Italian researchers found that dogs recognise and respond differently when their fellow canines wag to the right than they do when they wag to the left.
The same team earlier found that dogs wag to the right when they feel positive emotions (upon seeing their owners, for instance) and to the left when they feel negative emotions (upon seeing an unfriendly dog, for example).
That biased tail-wagging behaviour reflects what is happening in the dogs’ brains. Left-brain activation produces a wag to the right, and right-brain activation produces a wag to the left.
The new study found that tail-wagging difference means something to other dogs too. While monitoring their reactions, the researchers showed dogs videos of other dogs with either left- or right-asymmetric tail wagging.
When dogs saw another dog wagging to the left, their heart rates picked up and they began to look anxious. When dogs saw another dog wagging to the right, they stayed perfectly relaxed.
“The direction of tail wagging does in fact matter, and it matters in a way that matches hemispheric activation,” said Giorgio Vallortigara of the Center for Mind/Brain Sciences of the University of Trento.
“In other words, a dog looking to a dog wagging with a bias to the right side¿and thus showing left-hemisphere activation as if it was experiencing some sort of positive/approach response would also produce relaxed responses.
“In contrast, a dog looking to a dog wagging with a bias to the left and thus showing right-hemisphere activation as if it was experiencing some sort of negative/withdrawal response would also produce anxious and targeting responses as well as increased cardiac frequency,” Vallortigara said.

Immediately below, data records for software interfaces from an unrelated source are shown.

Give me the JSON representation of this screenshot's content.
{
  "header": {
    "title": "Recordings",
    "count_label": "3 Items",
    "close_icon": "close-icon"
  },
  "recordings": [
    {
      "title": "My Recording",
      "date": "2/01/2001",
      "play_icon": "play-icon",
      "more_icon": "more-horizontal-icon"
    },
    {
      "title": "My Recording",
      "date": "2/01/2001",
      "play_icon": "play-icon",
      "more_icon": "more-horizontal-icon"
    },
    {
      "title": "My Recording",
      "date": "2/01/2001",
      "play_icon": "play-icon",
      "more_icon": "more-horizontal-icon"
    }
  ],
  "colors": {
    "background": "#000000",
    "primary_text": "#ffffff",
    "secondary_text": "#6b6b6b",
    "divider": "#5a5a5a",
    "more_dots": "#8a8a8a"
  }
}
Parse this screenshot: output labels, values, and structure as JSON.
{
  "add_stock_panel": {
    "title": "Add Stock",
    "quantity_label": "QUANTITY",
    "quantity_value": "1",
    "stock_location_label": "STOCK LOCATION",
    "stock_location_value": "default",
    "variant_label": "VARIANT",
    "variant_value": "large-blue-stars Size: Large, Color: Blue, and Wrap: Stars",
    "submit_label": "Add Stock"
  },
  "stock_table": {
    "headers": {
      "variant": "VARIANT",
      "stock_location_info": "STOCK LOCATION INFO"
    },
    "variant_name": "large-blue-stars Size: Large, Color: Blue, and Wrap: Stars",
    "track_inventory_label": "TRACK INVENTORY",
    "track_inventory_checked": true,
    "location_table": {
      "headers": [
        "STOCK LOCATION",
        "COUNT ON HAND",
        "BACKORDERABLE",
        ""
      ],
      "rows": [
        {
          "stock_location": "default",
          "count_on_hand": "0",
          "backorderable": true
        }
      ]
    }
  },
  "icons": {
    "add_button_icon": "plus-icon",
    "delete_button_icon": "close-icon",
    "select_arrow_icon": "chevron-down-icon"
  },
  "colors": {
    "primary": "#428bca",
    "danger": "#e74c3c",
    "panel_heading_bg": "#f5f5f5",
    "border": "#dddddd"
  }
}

Vallortigara doesn’t think that the dogs are necessarily intending to communicate those emotions to other dogs. Rather, he said, the bias in tail wagging is likely the automatic byproduct of differential activation of the left versus the right side of the brain. The findings were published in the Cell Press journal Current Biology.